[Source records]
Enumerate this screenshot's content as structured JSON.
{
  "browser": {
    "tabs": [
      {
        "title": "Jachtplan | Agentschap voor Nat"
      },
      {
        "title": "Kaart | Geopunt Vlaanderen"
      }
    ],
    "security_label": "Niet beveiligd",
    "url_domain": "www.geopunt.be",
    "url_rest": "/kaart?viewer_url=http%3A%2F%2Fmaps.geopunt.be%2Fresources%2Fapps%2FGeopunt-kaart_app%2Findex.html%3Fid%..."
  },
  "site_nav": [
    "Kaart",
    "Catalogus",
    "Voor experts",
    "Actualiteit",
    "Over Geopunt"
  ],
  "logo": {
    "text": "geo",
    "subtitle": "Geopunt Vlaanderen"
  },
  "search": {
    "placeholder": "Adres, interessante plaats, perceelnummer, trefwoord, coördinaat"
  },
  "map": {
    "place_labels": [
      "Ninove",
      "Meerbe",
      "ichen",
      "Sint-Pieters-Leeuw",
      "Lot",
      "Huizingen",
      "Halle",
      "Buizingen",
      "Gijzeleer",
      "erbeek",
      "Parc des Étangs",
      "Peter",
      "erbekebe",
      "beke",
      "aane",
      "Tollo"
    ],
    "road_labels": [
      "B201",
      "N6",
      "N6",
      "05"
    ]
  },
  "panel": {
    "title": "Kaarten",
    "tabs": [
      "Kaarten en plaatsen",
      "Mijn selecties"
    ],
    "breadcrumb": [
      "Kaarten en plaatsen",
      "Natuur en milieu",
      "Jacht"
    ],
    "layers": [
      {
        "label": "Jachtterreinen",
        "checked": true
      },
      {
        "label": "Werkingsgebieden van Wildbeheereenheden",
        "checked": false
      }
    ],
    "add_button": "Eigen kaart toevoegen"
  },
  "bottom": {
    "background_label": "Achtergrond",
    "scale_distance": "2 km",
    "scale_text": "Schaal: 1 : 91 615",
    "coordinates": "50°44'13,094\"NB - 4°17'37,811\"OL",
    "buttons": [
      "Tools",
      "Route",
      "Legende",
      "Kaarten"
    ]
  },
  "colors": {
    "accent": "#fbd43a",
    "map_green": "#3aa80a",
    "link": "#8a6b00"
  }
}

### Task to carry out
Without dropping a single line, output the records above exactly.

### Written solution
Enumerate this screenshot's content as structured JSON.
{
  "browser": {
    "tabs": [
      {
        "title": "Jachtplan | Agentschap voor Nat"
      },
      {
        "title": "Kaart | Geopunt Vlaanderen"
      }
    ],
    "security_label": "Niet beveiligd",
    "url_domain": "www.geopunt.be",
    "url_rest": "/kaart?viewer_url=http%3A%2F%2Fmaps.geopunt.be%2Fresources%2Fapps%2FGeopunt-kaart_app%2Findex.html%3Fid%..."
  },
  "site_nav": [
    "Kaart",
    "Catalogus",
    "Voor experts",
    "Actualiteit",
    "Over Geopunt"
  ],
  "logo": {
    "text": "geo",
    "subtitle": "Geopunt Vlaanderen"
  },
  "search": {
    "placeholder": "Adres, interessante plaats, perceelnummer, trefwoord, coördinaat"
  },
  "map": {
    "place_labels": [
      "Ninove",
      "Meerbe",
      "ichen",
      "Sint-Pieters-Leeuw",
      "Lot",
      "Huizingen",
      "Halle",
      "Buizingen",
      "Gijzeleer",
      "erbeek",
      "Parc des Étangs",
      "Peter",
      "erbekebe",
      "beke",
      "aane",
      "Tollo"
    ],
    "road_labels": [
      "B201",
      "N6",
      "N6",
      "05"
    ]
  },
  "panel": {
    "title": "Kaarten",
    "tabs": [
      "Kaarten en plaatsen",
      "Mijn selecties"
    ],
    "breadcrumb": [
      "Kaarten en plaatsen",
      "Natuur en milieu",
      "Jacht"
    ],
    "layers": [
      {
        "label": "Jachtterreinen",
        "checked": true
      },
      {
        "label": "Werkingsgebieden van Wildbeheereenheden",
        "checked": false
      }
    ],
    "add_button": "Eigen kaart toevoegen"
  },
  "bottom": {
    "background_label": "Achtergrond",
    "scale_distance": "2 km",
    "scale_text": "Schaal: 1 : 91 615",
    "coordinates": "50°44'13,094\"NB - 4°17'37,811\"OL",
    "buttons": [
      "Tools",
      "Route",
      "Legende",
      "Kaarten"
    ]
  },
  "colors": {
    "accent": "#fbd43a",
    "map_green": "#3aa80a",
    "link": "#8a6b00"
  }
}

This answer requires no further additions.